If a new hire doesn’t feel that they can do the job well, they’ll quickly get frustrated and demoralized. Part of the training should also include socialization so that the new employee begins to identify with your organization and feel like they belong.
9. Start seasonal hiring early
When looking to hire, where possible, start the process well in advance and allow yourself time to find the right candidates to fill open roles. This is especially important when you need to hire for the holidays. With restaurant recruitment down to start with, to attract enough top quality applicants to your seasonal roles might require you to try different incentives:
- Put an employee retention plan in place to keep existing employees
- Announce the seasonal job openings long before you need to hire
- Raise wages for both existing employees and new hires

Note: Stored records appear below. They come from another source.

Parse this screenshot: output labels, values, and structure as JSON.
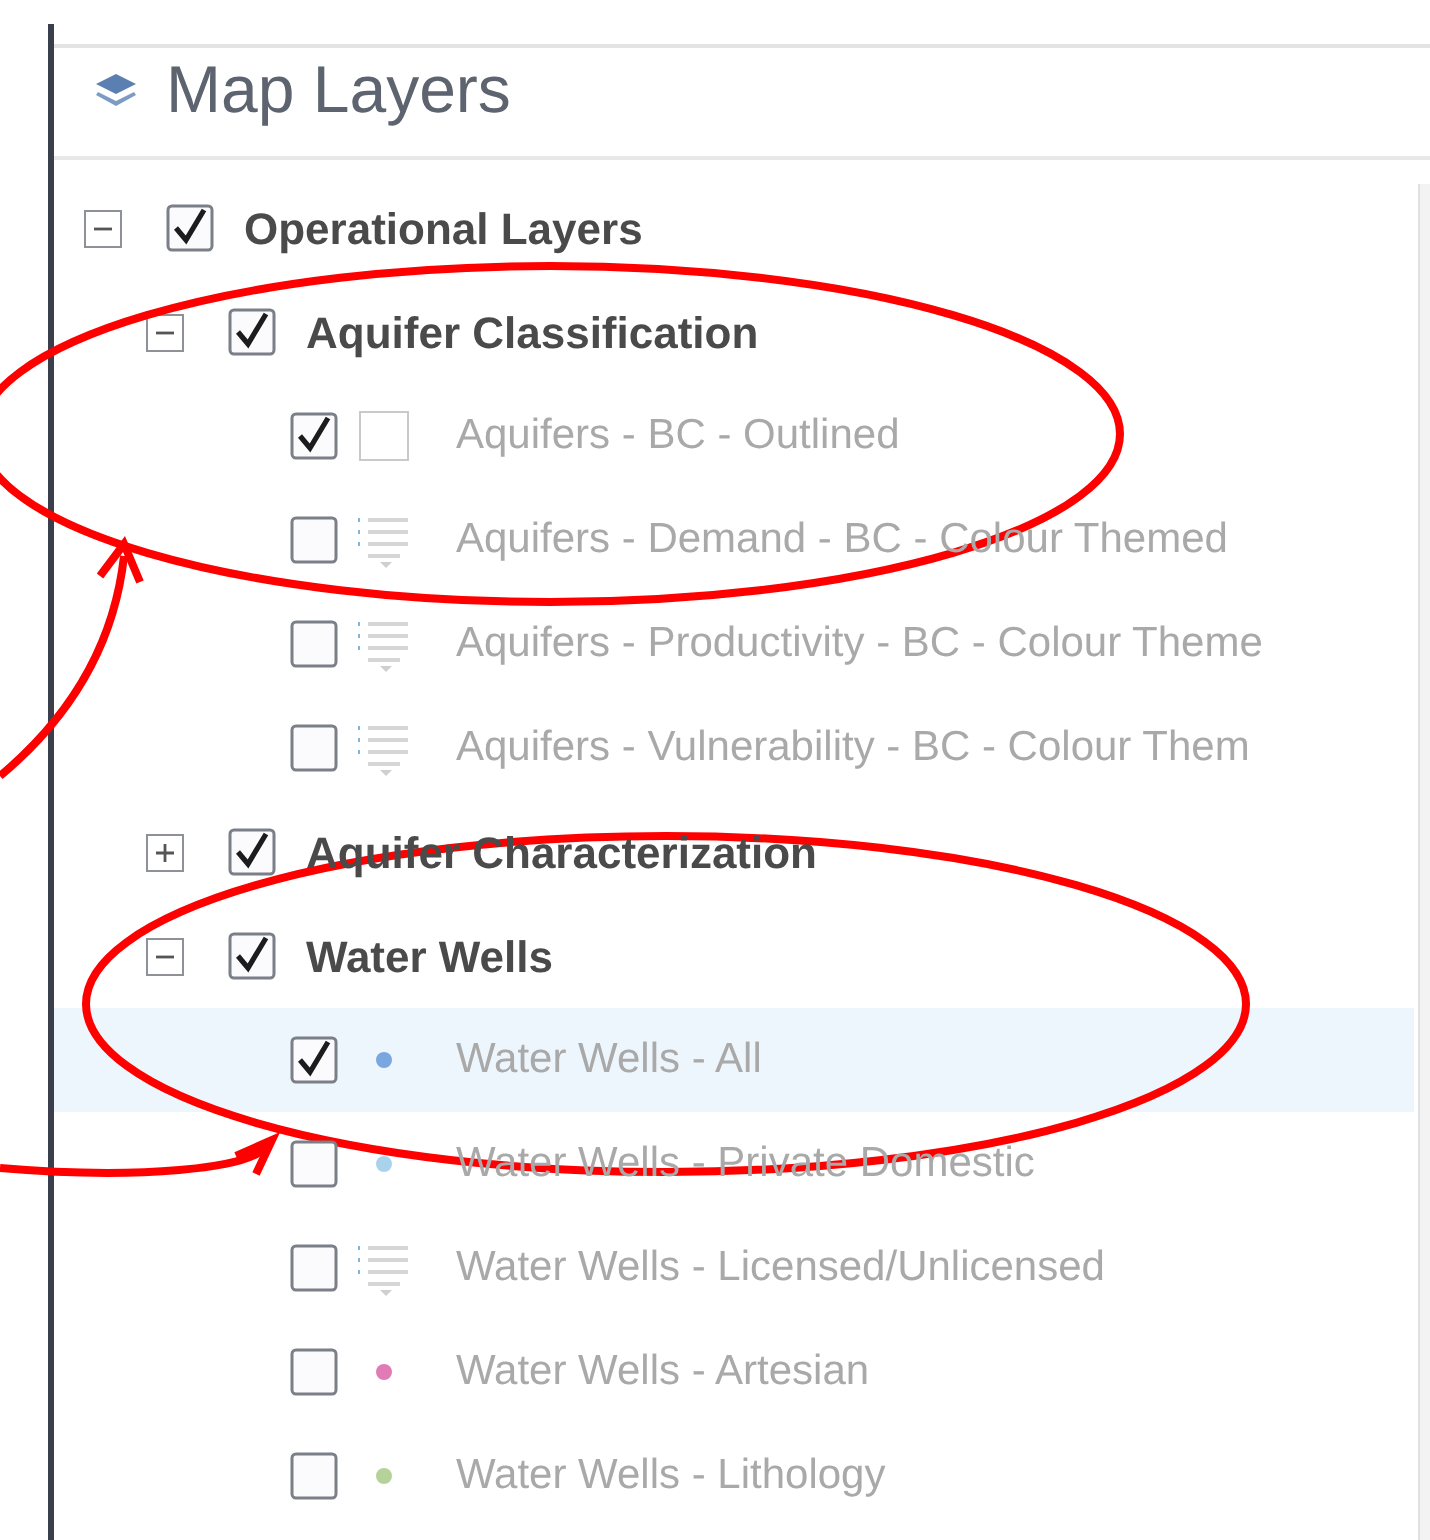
{
  "panel": {
    "title": "Map Layers"
  },
  "layers": [
    {
      "label": "Operational Layers",
      "expanded": true,
      "checked": true,
      "children": [
        {
          "label": "Aquifer Classification",
          "expanded": true,
          "checked": true,
          "children": [
            {
              "label": "Aquifers - BC - Outlined",
              "checked": true,
              "selected": false,
              "kind": "box"
            },
            {
              "label": "Aquifers - Demand - BC - Colour Themed",
              "checked": false,
              "selected": false,
              "kind": "legend"
            },
            {
              "label": "Aquifers - Productivity - BC - Colour Theme",
              "checked": false,
              "selected": false,
              "kind": "legend"
            },
            {
              "label": "Aquifers - Vulnerability - BC - Colour Them",
              "checked": false,
              "selected": false,
              "kind": "legend"
            }
          ]
        },
        {
          "label": "Aquifer Characterization",
          "expanded": false,
          "checked": true
        },
        {
          "label": "Water Wells",
          "expanded": true,
          "checked": true,
          "children": [
            {
              "label": "Water Wells - All",
              "checked": true,
              "selected": true,
              "kind": "dot",
              "color": "#7aa7e0"
            },
            {
              "label": "Water Wells - Private Domestic",
              "checked": false,
              "selected": false,
              "kind": "dot",
              "color": "#a9d3ea"
            },
            {
              "label": "Water Wells - Licensed/Unlicensed",
              "checked": false,
              "selected": false,
              "kind": "legend"
            },
            {
              "label": "Water Wells - Artesian",
              "checked": false,
              "selected": false,
              "kind": "dot",
              "color": "#e07bb5"
            },
            {
              "label": "Water Wells - Lithology",
              "checked": false,
              "selected": false,
              "kind": "dot",
              "color": "#b5d29a"
            }
          ]
        }
      ]
    }
  ],
  "annotations": [
    {
      "kind": "ellipse"
    },
    {
      "kind": "ellipse"
    },
    {
      "kind": "arrow"
    },
    {
      "kind": "arrow"
    }
  ]
}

- Offer attractive bonuses for short term hires – monetary, career development, education, even health benefits
- Undergo a a digital transformation of your restaurant recruitment process to ensure high volume hiring is fast and efficient
While efficiency is key to being able to hire the best employees for your restaurant business, just don’t let quality of hire suffer in your bid to snap up candidates quickly. Less haste will result in more speed.
Determine what it is you’re looking for in top team members through job tasks analysis, identify key skills to assess candidates for, try new recruitment channels and source candidates creatively. Speed up your application process, provide realistic job previews, onboard quickly and deliver good training. When you lay good foundations, you’ll succeed in hiring first-class employees for your restaurant.
To find out more about Harver’s restaurant recruitment solution and how we can help improve your recruitment process, you can book a demo below.